Some time ago, I took the 16 personalities test. This is awesome! I loved how accurate the results were for me. Turns out, I am an INFP-T, also known as “The Mediator.” People like me seek peace and have good insight into ourselves and the feelings of others. That being said, I knew myself pretty well before taking the test, but it pointed out one thing about my personality that I had never really understood before. You see, while I am a peace-loving, co-operative and flexible person, I have found myself in a number of situations where there was something I could just not let go and it brought out a whole different side of me – a side that’s blunt, stubborn and sometimes tactless. It has ruined relationships and humbled me many a time. But here’s the deal – this is a key part of people with my personality type. Us mediators are sensitive to stress and when our usual patient, gracious ways aren’t producing the right results, we take the hard road and become harsh (and we feel very righteous about it). It seems to be our fatal flaw. Now, I am not at all using this as an excuse for my bad behaviour. Just because my personality type struggles in this arena does not mean that I am slave to it. Rather, I hope to see Jesus redeem this part of myself and use it for His glory.
Last week I gave you a list of five things that make my heart sing. This week, I’m moving in the opposite direction to give you a new list – five things that get on my nerves. Each of these five things hold great potential to bring out the hard side of my personality. These are the things I struggle to let go, the things that most annoy me, the things that I sometimes feel I have no choice but to deal with harshly.
I think this one gets to me the most because I highly value sincerity and authenticity in myself. I have no need to present myself any other way than as who I am – a broken sinner redeemed by the grace of God. I can’t stand it when someone stretches the truth for the benefit of themselves or tells lies for the downfall of another. Surely we can all respect ourselves and each other enough to be real and genuine?

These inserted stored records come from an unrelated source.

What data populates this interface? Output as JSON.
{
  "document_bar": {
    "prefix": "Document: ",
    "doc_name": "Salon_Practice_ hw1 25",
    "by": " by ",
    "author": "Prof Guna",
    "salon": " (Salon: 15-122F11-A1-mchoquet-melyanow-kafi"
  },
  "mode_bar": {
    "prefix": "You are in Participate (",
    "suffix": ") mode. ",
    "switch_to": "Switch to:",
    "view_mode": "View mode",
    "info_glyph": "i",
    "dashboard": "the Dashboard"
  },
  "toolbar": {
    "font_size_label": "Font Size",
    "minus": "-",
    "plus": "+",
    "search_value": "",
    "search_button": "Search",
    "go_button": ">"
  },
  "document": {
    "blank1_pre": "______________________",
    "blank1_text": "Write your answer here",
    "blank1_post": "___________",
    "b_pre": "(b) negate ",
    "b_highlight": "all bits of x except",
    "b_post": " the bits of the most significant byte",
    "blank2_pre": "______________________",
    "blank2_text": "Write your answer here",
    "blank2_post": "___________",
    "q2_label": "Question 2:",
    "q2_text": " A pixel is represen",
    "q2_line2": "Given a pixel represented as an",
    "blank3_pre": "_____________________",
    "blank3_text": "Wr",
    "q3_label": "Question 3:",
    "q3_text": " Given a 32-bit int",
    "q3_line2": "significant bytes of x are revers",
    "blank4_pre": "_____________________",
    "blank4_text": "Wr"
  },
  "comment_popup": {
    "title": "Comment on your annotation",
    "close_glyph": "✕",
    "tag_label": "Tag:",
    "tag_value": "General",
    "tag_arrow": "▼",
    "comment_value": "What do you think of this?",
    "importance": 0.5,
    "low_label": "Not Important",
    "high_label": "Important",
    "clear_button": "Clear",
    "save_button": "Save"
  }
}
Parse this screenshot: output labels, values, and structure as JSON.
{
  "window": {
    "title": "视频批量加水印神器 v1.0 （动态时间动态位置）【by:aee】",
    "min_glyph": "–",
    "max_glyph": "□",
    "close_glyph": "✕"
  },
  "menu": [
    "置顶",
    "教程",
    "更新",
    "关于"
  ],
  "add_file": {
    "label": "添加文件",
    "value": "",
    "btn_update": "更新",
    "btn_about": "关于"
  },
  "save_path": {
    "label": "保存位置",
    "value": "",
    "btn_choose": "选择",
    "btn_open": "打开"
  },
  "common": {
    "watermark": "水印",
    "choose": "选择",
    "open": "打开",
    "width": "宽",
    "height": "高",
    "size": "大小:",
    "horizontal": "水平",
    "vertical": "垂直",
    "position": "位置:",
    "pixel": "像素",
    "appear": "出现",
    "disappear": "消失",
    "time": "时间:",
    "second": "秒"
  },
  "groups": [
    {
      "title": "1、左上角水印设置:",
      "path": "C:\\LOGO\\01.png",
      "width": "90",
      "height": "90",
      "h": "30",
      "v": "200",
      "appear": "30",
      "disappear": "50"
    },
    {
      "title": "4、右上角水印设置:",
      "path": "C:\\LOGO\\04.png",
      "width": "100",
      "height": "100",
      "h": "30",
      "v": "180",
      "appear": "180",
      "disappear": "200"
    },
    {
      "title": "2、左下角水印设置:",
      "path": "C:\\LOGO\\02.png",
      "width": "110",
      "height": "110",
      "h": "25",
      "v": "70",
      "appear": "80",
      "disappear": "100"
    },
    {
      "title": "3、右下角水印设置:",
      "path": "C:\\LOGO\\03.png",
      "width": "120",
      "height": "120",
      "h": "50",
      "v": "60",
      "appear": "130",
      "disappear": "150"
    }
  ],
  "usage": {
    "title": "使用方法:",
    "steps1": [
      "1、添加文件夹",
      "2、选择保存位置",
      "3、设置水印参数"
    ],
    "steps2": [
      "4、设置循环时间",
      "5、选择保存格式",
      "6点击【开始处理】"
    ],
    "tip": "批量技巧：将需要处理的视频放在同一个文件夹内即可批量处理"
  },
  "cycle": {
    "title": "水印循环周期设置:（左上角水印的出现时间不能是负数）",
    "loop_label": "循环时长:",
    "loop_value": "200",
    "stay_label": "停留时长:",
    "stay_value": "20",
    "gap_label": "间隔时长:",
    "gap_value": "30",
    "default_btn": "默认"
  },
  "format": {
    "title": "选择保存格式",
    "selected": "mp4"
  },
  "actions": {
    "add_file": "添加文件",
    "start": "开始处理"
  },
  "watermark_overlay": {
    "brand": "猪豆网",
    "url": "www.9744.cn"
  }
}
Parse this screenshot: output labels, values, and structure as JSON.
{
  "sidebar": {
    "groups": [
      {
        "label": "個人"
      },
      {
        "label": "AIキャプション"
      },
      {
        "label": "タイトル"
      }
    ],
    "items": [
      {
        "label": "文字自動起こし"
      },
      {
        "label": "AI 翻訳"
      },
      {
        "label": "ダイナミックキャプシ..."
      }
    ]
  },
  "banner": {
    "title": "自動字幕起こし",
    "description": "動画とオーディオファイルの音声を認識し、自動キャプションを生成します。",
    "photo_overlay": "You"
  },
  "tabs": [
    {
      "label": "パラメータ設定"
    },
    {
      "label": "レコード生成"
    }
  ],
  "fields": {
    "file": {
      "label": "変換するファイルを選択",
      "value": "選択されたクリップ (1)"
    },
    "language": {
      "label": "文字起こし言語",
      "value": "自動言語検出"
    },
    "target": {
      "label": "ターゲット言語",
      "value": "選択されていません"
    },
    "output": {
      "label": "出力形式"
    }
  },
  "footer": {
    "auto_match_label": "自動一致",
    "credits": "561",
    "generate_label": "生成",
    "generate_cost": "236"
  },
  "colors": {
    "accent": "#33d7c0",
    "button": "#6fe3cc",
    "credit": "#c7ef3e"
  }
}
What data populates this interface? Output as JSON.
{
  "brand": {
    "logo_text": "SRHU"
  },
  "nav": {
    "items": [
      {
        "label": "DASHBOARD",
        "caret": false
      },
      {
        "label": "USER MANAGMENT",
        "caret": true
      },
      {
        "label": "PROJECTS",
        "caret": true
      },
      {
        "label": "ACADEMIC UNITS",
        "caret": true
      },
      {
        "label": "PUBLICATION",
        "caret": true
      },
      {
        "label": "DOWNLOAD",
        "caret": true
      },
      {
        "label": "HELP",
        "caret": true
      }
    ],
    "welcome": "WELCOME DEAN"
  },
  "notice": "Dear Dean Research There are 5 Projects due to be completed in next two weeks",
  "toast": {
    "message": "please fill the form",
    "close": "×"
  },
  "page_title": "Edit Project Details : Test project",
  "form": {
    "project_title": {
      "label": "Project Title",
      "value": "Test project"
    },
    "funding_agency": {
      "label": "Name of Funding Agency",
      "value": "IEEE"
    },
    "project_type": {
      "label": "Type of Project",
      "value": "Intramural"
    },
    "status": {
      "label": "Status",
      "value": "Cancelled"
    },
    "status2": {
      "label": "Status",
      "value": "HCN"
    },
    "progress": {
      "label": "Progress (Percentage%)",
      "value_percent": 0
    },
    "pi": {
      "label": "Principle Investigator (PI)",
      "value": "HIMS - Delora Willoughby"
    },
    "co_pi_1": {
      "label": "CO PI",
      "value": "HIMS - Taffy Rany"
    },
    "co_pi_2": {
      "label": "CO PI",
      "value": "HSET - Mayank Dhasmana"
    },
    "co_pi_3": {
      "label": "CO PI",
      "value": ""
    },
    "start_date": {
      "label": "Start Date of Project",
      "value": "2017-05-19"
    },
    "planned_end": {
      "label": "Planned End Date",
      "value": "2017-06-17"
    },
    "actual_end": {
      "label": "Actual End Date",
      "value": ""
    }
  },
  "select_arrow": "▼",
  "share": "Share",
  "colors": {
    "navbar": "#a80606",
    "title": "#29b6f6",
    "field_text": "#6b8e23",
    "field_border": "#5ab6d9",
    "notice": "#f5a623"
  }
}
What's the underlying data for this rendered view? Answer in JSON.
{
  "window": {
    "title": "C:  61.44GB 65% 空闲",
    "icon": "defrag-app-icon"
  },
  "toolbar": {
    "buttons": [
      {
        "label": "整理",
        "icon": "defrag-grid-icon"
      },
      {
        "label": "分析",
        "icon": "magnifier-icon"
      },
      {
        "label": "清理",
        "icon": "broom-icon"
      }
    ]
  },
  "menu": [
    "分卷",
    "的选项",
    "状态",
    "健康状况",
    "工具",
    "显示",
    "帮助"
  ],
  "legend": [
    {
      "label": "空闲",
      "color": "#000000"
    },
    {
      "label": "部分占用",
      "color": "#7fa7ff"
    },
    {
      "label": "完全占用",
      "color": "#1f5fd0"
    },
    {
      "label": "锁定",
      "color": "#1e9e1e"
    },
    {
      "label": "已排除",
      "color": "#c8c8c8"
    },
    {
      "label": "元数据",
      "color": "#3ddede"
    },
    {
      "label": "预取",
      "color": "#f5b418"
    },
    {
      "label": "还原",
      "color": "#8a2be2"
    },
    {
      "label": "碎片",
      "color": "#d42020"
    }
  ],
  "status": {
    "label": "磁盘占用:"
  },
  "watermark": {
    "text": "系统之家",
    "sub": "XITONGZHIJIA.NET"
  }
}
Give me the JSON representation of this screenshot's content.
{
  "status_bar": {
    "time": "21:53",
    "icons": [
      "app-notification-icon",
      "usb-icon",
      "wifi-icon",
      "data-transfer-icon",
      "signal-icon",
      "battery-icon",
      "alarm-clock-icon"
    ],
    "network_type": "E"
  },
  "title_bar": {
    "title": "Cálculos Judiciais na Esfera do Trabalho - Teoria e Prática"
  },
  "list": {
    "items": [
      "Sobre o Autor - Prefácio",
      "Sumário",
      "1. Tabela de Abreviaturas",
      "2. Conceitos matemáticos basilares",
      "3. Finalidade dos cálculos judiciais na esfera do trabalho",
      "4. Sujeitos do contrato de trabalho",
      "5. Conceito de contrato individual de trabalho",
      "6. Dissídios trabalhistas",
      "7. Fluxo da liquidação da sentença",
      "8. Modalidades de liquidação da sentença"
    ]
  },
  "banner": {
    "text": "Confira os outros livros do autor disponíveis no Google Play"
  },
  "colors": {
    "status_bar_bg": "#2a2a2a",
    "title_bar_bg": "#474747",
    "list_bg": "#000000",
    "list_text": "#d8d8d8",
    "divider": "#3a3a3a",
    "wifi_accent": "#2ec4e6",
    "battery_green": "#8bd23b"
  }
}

If we are all human, all created in God’s image, then we all deserve respect. I’m not talking about awe and reverence here; just common decency. We all hate it when someone speaks to us in a condescending way, when we are unappreciated or when we are insulted behind our backs. It’s important that we all see the value of each other and speak and act in ways that we ourselves would find respectful. Who cares if he’s of a different race or gender, the president, a criminal, a child or homeless? Nothing we do undermines our value in God’s eyes, therefore who are we to treat each other in any other way than as people loved and treasured by the Almighty Creator?
This one brings out a different side of my hard nature. Instead of seeking confrontation like I do with dishonesty and disrespect, I move towards stubborn ignorance. You see, I’m an easy-going person. I don’t stress over the details; I look at the big picture. I give of my best within my personal limits, and expect grace where I am lacking. Therefore, when someone decides to leave the church because we served the wrong kind of tea, it bugs me. If someone suddenly goes cold towards me for an unknown reason, I shrug my shoulders. Where usually I would seek harmony, I don’t. I leave the ball in your court. The thing is, some things are simply not worth ruining relationships over. If you are unhappy with someone, it is your responsibility. You either forgive and move on, or deal with it (face to face). If I don’t know what I did to upset you, you better believe that I’m not going to spend all my time and energy agonising over it.
Every person is on their own journey. They have their own struggles, their own stories and their own experiences. As Christians, we are all on different levels in our relationships with God; different stages of sanctification and growth. Why, then, do we judge each other so quickly? Why do we feel the need to speak badly of someone’s choices when we do not fully know their reasoning? We all need grace. So much of it. And God is forever pouring it out onto us.
Please, don’t get me wrong. I don’t believe in making excuses for sin. We are sinners and we need Jesus’ help in overcoming sin in our lives. But if we are all sinners, then we are all going to mess up, and the last thing we will need is for others to rain judgment upon us. Yes, there is place for confrontation. Yes, there is need for help when we are blind to our own faults. But there is also a great need for love and grace and mercy.
This particularly gets to me in the realm of parenting. Mothers have become so judgemental of one another. You’re criticised for starting solids, you’re criticised for waiting. You’re criticised for having a C-section, you’re criticised for having a water birth. Here’s the truth – we are all trying to do the best we can for our own children! None of us knows the best way to parent. We all make mistakes. Let’s give each other grace to do what we see fit with our own children, and encourage each other rather than judge.
5. “Christians” (please note the inverted commas)
This last one really bugs me. I’m not talking about the bride of Christ here. No. I’m talking about those who say they love the Lord and speak of all the good things God is doing in their lives, yet go about their daily lives dragging His name through the mud. I’m talking about those who see no need to love the church, who cling to their sin that sent Jesus to the cross and are unwilling to commit to any kind of service. Yes, there is grace and patience and love for these people. But at some point you have to ask, are these sheep or goats?
Writing all of this out has convicted me. I can’t help but think of all the times I have done and been these very things. Oh, praise the Lord for his mercy and strength! Thank Him for His continuous work in our hearts and lives. May He continue to mould us more into the likeness of Jesus.